With the latest surge in small-cap stocks, all of the 'big four' equity indexes have made back at least 75% of their declines. The Russell 2000 was the last holdout, being led by the Nasdaq Composite, S&P 500, and Dow Industrials.
By the time all four indexes had recovered at least 75% of their declines from a 52-week high to a 52-week low, it indicated strong, broad-based recoveries. This also meant that stocks had traveled far, and usually fast, so short-term returns were below average. But by the time it entered a medium- to long-term time frame, returns were good.
The risk/reward in the S&P 500 was mediocre over the next month, then turned significantly more positive. Six months later there was a single loss (from last November) but one-year returns were positive each time.
Among other indexes, the Dow struggled the most in the short-term and its overall returns across time frames were about in line with random. Out of all the indexes, the Nasdaq tended to do the best.

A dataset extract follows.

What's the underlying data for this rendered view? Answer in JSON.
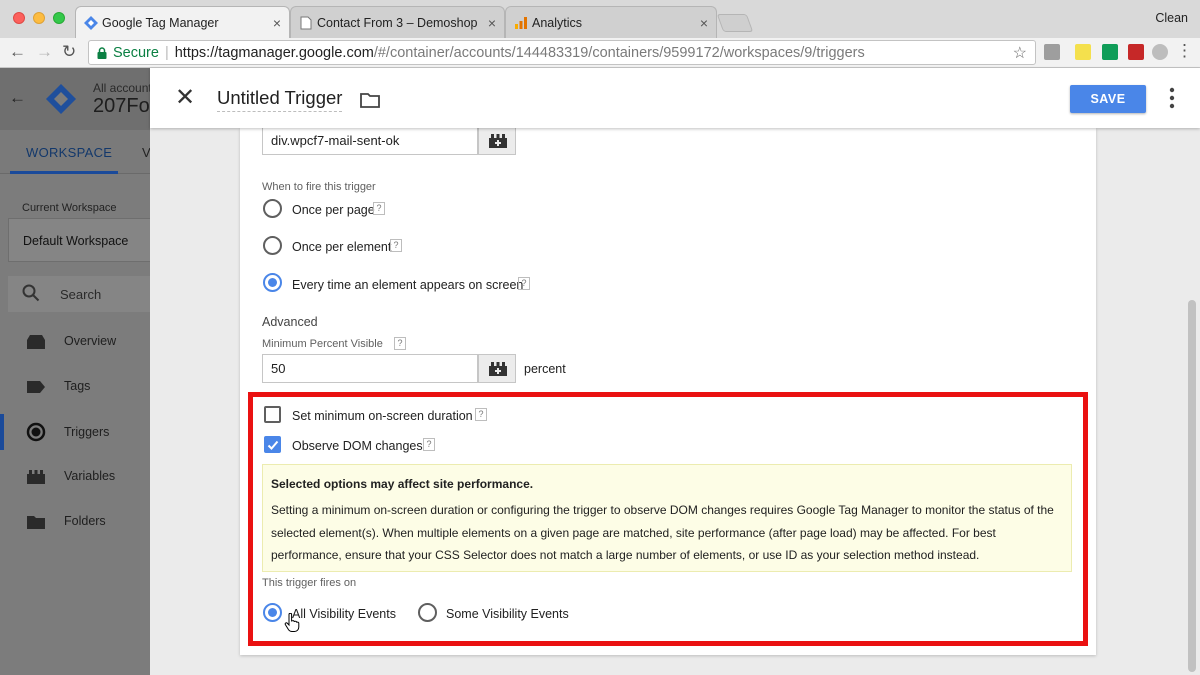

The other signs of thrusts and recoveries we've been harping about have had the same general conclusion - perhaps short- to medium-term digestion of recent gains, but on longer time frames, almost universally positive.